* Task brief
Set the records down again in full, exactly as they are, apart from the images.
BEGIN
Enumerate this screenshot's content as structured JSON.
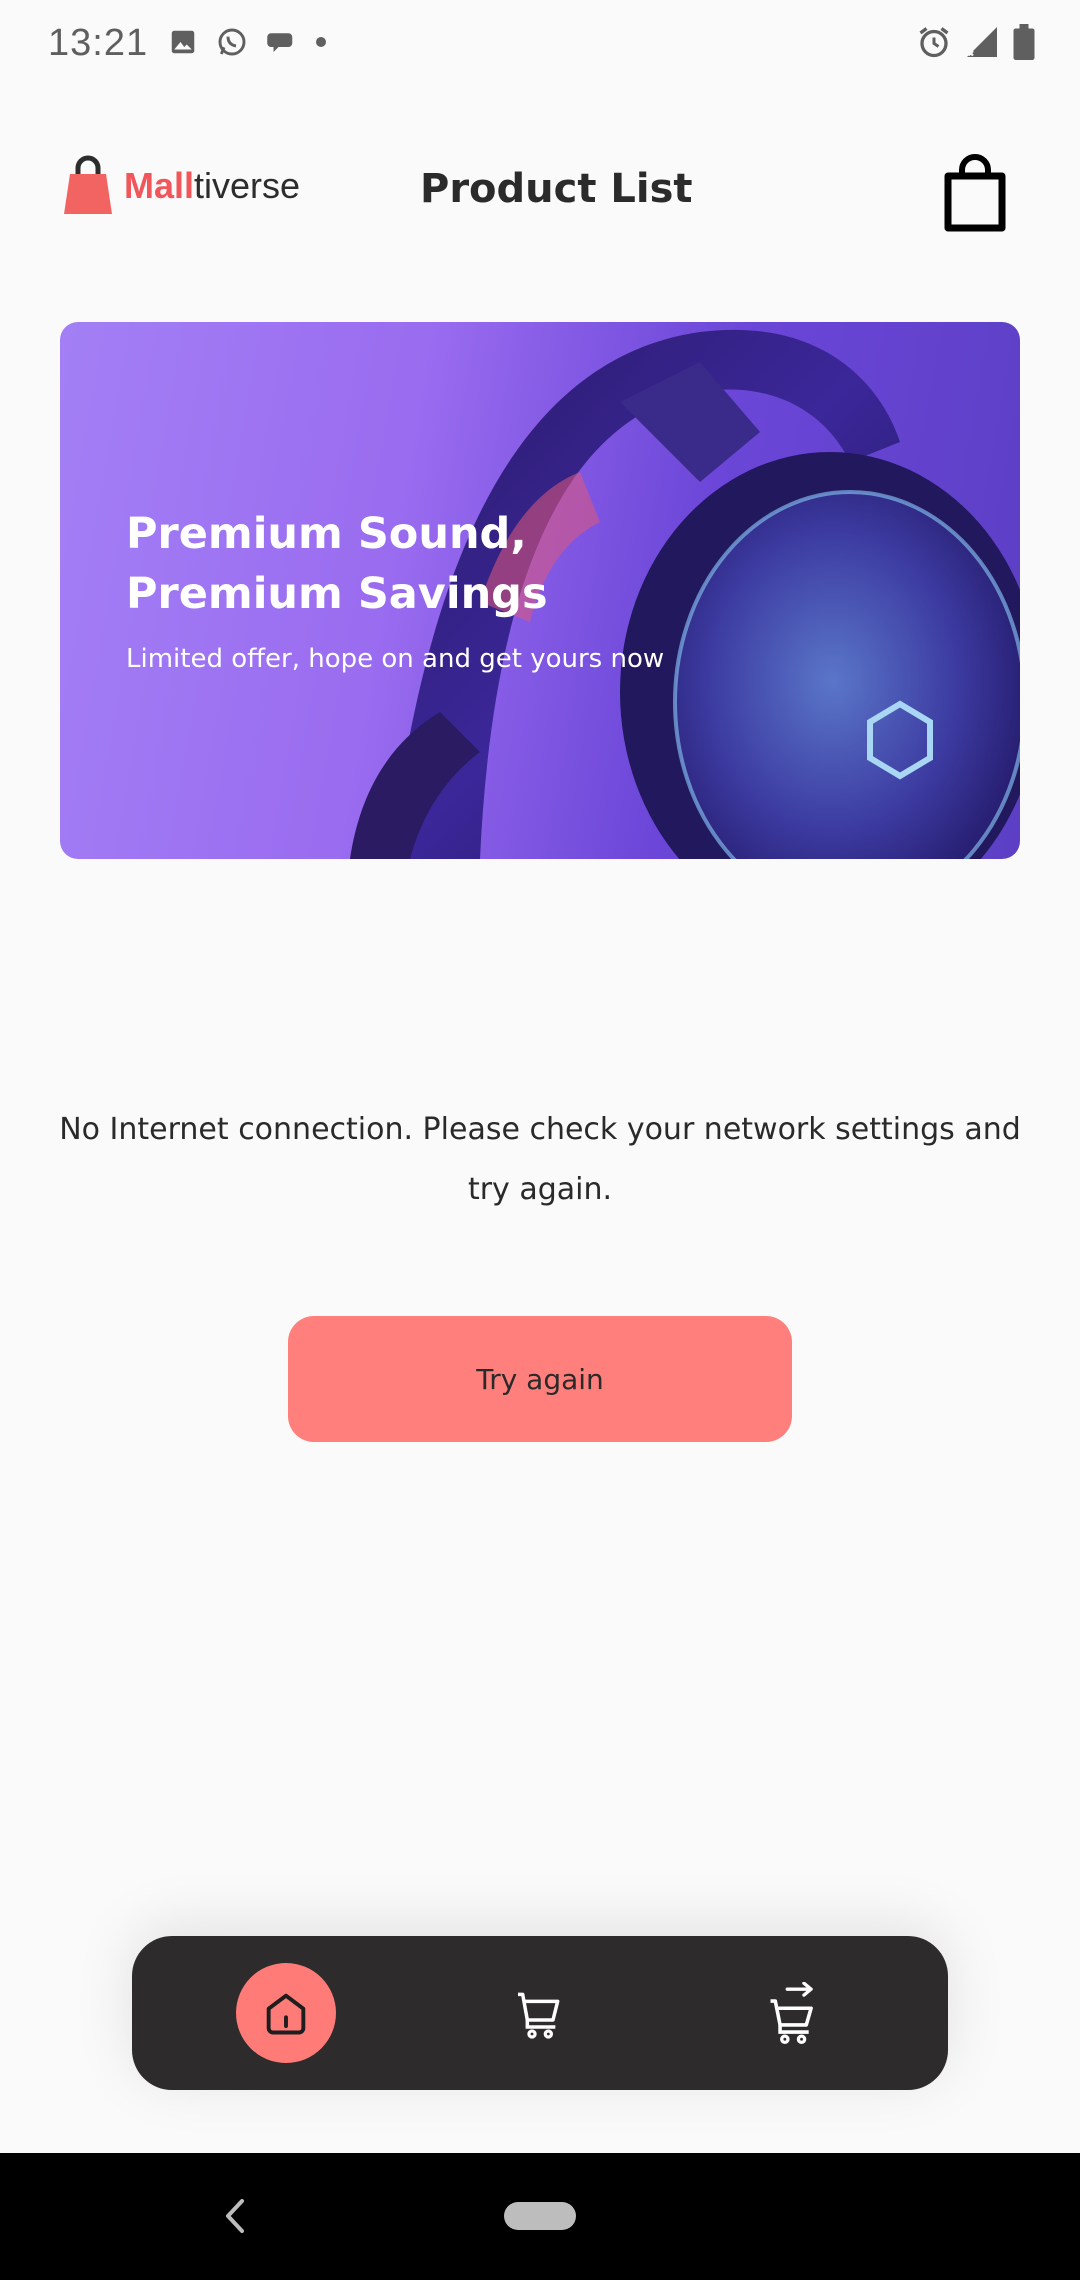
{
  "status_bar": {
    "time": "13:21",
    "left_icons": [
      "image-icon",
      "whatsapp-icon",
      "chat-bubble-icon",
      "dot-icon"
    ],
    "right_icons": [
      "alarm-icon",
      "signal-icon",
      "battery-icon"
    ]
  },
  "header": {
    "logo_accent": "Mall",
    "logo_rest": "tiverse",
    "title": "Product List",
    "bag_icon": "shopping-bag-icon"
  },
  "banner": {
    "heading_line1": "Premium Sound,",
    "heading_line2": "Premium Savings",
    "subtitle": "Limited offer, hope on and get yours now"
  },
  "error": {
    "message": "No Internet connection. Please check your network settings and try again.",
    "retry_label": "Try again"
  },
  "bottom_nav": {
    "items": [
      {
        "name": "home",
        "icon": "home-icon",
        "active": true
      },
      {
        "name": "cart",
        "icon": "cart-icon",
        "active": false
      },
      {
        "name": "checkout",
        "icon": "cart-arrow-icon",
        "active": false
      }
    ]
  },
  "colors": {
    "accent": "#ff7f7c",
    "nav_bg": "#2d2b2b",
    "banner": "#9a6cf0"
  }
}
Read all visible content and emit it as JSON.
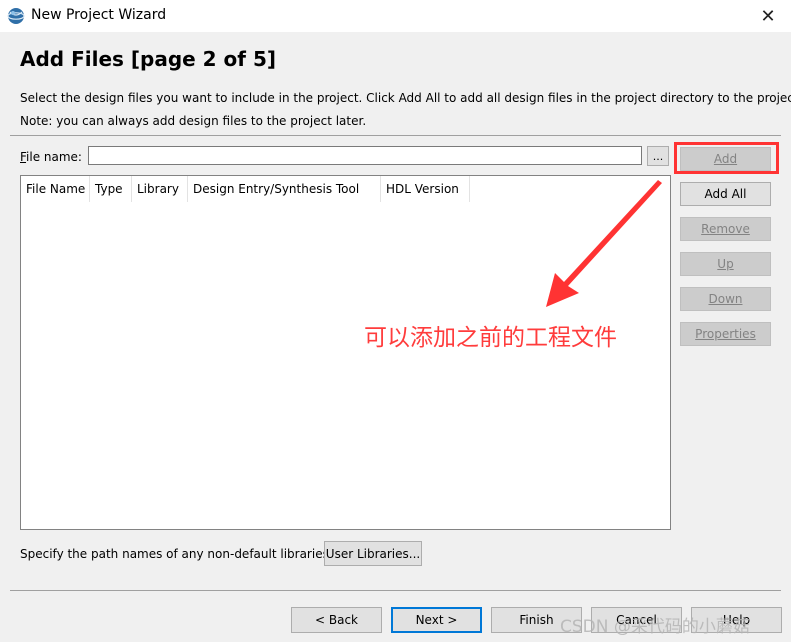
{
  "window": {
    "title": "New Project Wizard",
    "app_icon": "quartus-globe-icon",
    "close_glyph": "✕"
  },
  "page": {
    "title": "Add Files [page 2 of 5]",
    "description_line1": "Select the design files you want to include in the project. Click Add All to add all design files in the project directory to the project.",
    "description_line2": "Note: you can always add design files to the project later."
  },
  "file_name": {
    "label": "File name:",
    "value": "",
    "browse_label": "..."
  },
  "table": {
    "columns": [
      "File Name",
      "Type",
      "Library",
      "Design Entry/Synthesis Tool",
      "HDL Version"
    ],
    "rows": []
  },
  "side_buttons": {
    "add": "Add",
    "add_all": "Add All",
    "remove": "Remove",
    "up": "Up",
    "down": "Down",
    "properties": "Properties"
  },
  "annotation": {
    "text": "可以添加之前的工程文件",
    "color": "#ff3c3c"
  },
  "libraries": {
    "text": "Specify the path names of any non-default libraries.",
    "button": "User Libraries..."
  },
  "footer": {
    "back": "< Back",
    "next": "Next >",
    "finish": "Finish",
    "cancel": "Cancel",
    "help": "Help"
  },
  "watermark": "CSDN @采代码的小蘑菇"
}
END
* Task result
Enumerate this screenshot's content as structured JSON.
{
  "status_bar": {
    "time": "13:21",
    "left_icons": [
      "image-icon",
      "whatsapp-icon",
      "chat-bubble-icon",
      "dot-icon"
    ],
    "right_icons": [
      "alarm-icon",
      "signal-icon",
      "battery-icon"
    ]
  },
  "header": {
    "logo_accent": "Mall",
    "logo_rest": "tiverse",
    "title": "Product List",
    "bag_icon": "shopping-bag-icon"
  },
  "banner": {
    "heading_line1": "Premium Sound,",
    "heading_line2": "Premium Savings",
    "subtitle": "Limited offer, hope on and get yours now"
  },
  "error": {
    "message": "No Internet connection. Please check your network settings and try again.",
    "retry_label": "Try again"
  },
  "bottom_nav": {
    "items": [
      {
        "name": "home",
        "icon": "home-icon",
        "active": true
      },
      {
        "name": "cart",
        "icon": "cart-icon",
        "active": false
      },
      {
        "name": "checkout",
        "icon": "cart-arrow-icon",
        "active": false
      }
    ]
  },
  "colors": {
    "accent": "#ff7f7c",
    "nav_bg": "#2d2b2b",
    "banner": "#9a6cf0"
  }
}
Read all visible content and emit it as JSON.
{
  "window": {
    "title": "New Project Wizard",
    "app_icon": "quartus-globe-icon",
    "close_glyph": "✕"
  },
  "page": {
    "title": "Add Files [page 2 of 5]",
    "description_line1": "Select the design files you want to include in the project. Click Add All to add all design files in the project directory to the project.",
    "description_line2": "Note: you can always add design files to the project later."
  },
  "file_name": {
    "label": "File name:",
    "value": "",
    "browse_label": "..."
  },
  "table": {
    "columns": [
      "File Name",
      "Type",
      "Library",
      "Design Entry/Synthesis Tool",
      "HDL Version"
    ],
    "rows": []
  },
  "side_buttons": {
    "add": "Add",
    "add_all": "Add All",
    "remove": "Remove",
    "up": "Up",
    "down": "Down",
    "properties": "Properties"
  },
  "annotation": {
    "text": "可以添加之前的工程文件",
    "color": "#ff3c3c"
  },
  "libraries": {
    "text": "Specify the path names of any non-default libraries.",
    "button": "User Libraries..."
  },
  "footer": {
    "back": "< Back",
    "next": "Next >",
    "finish": "Finish",
    "cancel": "Cancel",
    "help": "Help"
  },
  "watermark": "CSDN @采代码的小蘑菇"
}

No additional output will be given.